Nonprofit Employees Need Training Too

Often overlooked in nonprofit expense budgets are funds to pay for training and
educational opportunities for the staff. Nonprofit employees tend to forgo a lot of “tradtional” perks and benefits experienced by individuals who work in the corporate sector. Many willingly trade these benefits for the flexibility and challenges that come with nonprofit work. However, the opportunity to keep up on professional standards, learn new skills and receive training in various areas is not only important for nonprofit staffers, but also provides a well-needed infusion of expertise and keeps service delivery appropriate.

Not all training opportunities need to be expensive. Nonprofit employees may benefit from local conferences and workshops, trainings provided by community colleges, business workshops and other local resources. Check with your chamberof commerce, as well as local schools and nearby colleges to see what sort of training and education opportunity may be available right in your own community. Professional organizations and associations also sponsor workshops and conferences that may be appropriate for certain staff.
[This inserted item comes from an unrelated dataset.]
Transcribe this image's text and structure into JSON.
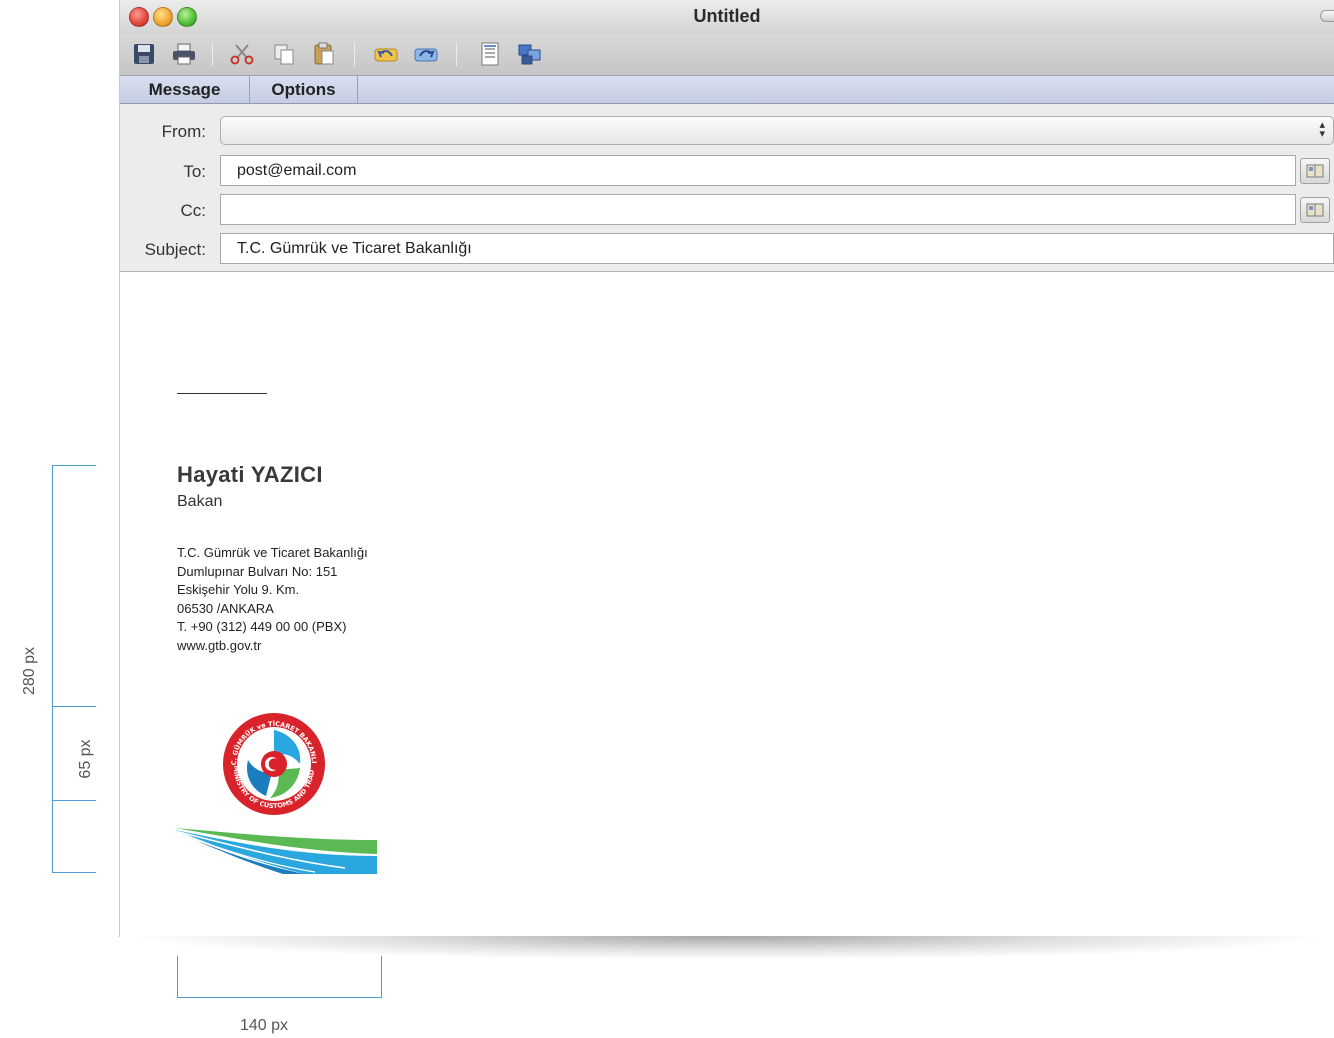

Many classes and training sessions offer scholarships to participants who qualify. When you are looking into a particular opportunity, don’t hesitate to ask if there is any discount or scholarships available to employees of nonprofit organizations. There may also be a multi-participant discount on registration or a way two or more employees can share materials for a reduced rate.

Staff training is also a very “fundable” project for donors, corporate sponsors and grant makers. It may be worth the agency’s time to look for possible grants or corporate sponsorship funds that could be solicited to pay for employees to attend a conference or workshop, or to create an ongoing training fund. Another idea is to write in training expenses to another grant project, providing for staff to improve skills and education in order to better implement a particular program or project.

Some nonprofits have developed their own conferences or workshops in order to
generate income and attract specialists and other participants for training and
educational purposes. Puting on your own event is a great way to bring experts and colleagues together to focus on specific topics and professional development.

There are several creative ways to find training and professional growth
opportunities for nonprofit employees. An organizational culture that supports
training and development will not only encourage professional and up-to-date service delivery for programs and clients, but also benefit from happier, more satisfied staff.